## Excerpted data
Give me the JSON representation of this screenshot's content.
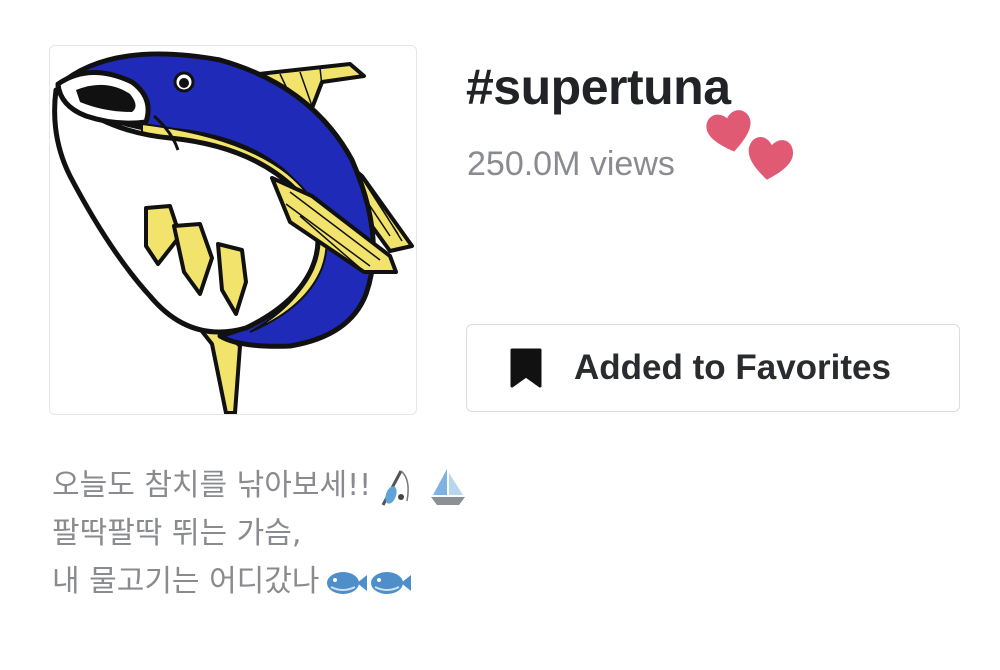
{
  "hashtag": {
    "title": "#supertuna",
    "views": "250.0M views"
  },
  "favorites_button": {
    "label": "Added to Favorites",
    "icon": "bookmark-icon"
  },
  "decorations": {
    "hearts": "two-hearts-icon",
    "heart_color": "#e05a74"
  },
  "cover": {
    "image": "tuna-illustration",
    "colors": {
      "body_blue": "#1f2bb8",
      "fin_yellow": "#f1e36b",
      "belly": "#ffffff"
    }
  },
  "caption": {
    "lines": [
      "오늘도 참치를 낚아보세!!",
      "팔딱팔딱 뛰는 가슴,",
      "내 물고기는 어디갔나"
    ],
    "emojis": [
      "fishing-rod-icon",
      "sailboat-icon",
      "blowfish-icon"
    ]
  }
}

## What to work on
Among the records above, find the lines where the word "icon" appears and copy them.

## Result of the exercise
    "icon": "bookmark-icon"
    "hearts": "two-hearts-icon",
      "fishing-rod-icon",
      "sailboat-icon",
      "blowfish-icon"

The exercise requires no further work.